*** Opening of Data supplied ***

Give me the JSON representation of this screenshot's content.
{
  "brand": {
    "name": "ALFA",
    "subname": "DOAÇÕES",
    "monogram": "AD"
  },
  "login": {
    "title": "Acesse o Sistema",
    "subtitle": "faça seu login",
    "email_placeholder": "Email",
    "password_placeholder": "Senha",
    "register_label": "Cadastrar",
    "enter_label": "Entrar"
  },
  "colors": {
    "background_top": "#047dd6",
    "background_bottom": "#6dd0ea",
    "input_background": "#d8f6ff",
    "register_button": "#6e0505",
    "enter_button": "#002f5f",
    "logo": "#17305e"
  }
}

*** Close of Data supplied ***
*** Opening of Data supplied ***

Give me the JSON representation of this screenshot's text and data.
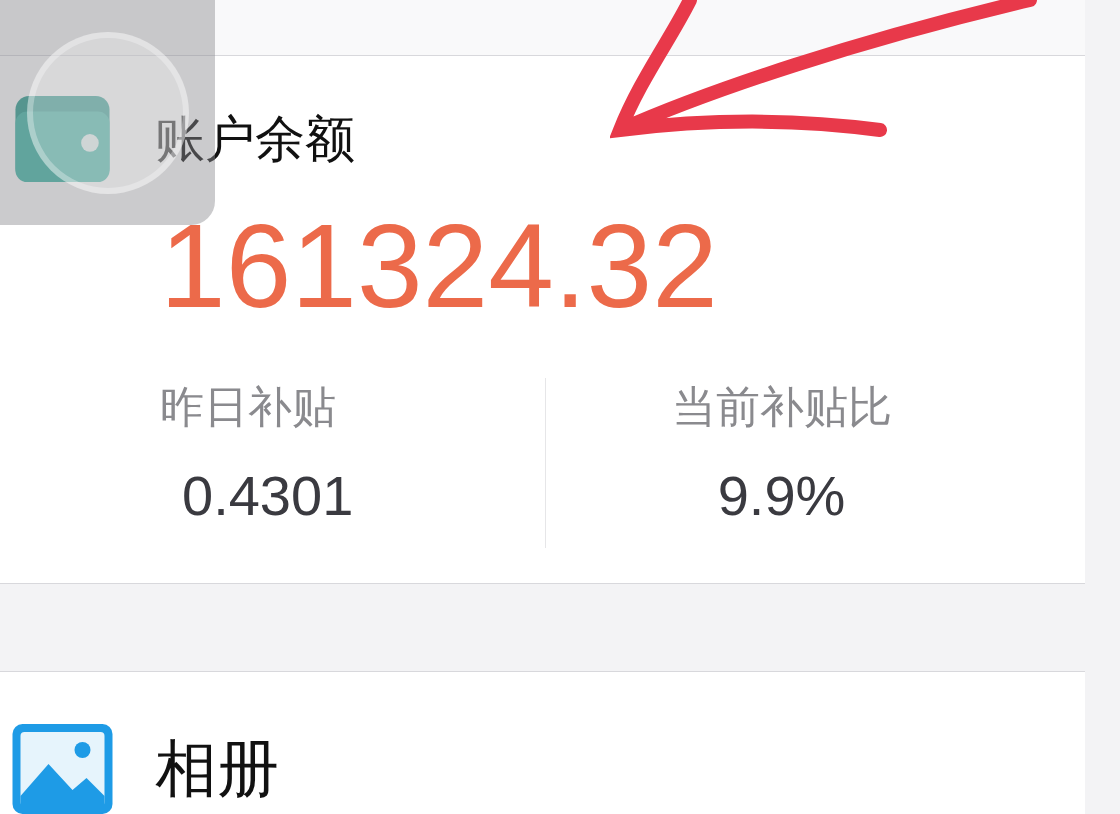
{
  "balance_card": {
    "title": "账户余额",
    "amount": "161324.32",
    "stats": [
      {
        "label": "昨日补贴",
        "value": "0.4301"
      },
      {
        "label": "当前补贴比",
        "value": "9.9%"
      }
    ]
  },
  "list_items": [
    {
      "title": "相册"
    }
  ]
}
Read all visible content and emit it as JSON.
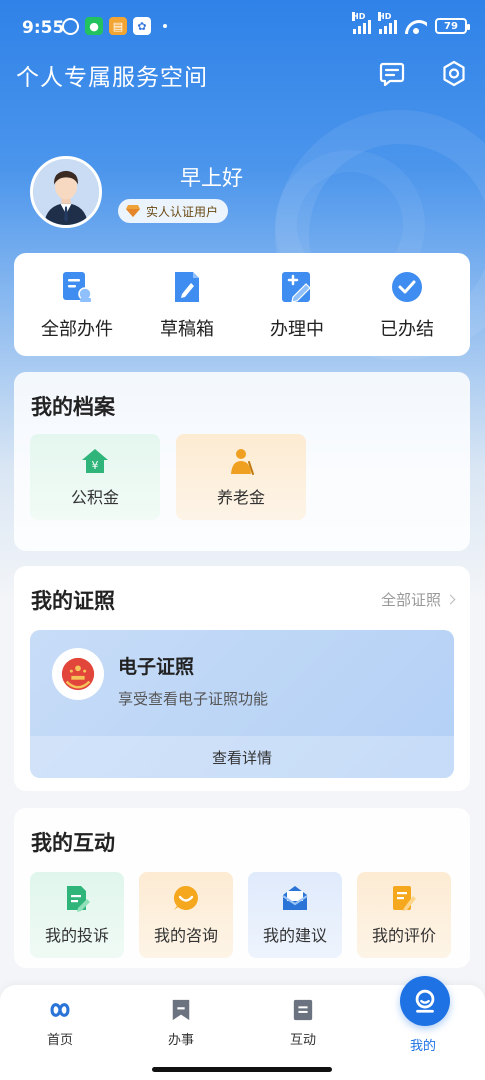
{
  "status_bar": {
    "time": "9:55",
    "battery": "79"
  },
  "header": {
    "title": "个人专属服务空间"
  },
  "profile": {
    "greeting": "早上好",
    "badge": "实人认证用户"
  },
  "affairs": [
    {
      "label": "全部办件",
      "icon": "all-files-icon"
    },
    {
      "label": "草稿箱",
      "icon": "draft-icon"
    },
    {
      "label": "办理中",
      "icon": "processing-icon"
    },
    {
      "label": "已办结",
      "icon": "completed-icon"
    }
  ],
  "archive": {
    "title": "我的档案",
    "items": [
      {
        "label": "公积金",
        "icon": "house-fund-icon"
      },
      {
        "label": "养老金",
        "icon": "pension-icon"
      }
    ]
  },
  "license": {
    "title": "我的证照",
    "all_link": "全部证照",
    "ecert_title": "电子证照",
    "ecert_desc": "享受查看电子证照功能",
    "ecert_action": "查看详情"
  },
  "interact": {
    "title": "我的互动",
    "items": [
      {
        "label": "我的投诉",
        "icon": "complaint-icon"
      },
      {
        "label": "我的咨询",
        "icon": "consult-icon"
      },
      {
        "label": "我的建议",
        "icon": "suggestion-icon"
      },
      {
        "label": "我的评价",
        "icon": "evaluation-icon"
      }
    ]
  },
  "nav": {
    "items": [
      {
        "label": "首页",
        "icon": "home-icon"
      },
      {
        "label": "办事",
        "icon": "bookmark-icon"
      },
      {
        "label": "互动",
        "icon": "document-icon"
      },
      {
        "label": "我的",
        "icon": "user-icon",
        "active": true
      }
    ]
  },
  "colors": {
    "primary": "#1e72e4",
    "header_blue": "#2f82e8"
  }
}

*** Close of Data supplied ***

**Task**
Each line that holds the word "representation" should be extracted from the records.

**Task output**
Give me the JSON representation of this screenshot's content.
Give me the JSON representation of this screenshot's text and data.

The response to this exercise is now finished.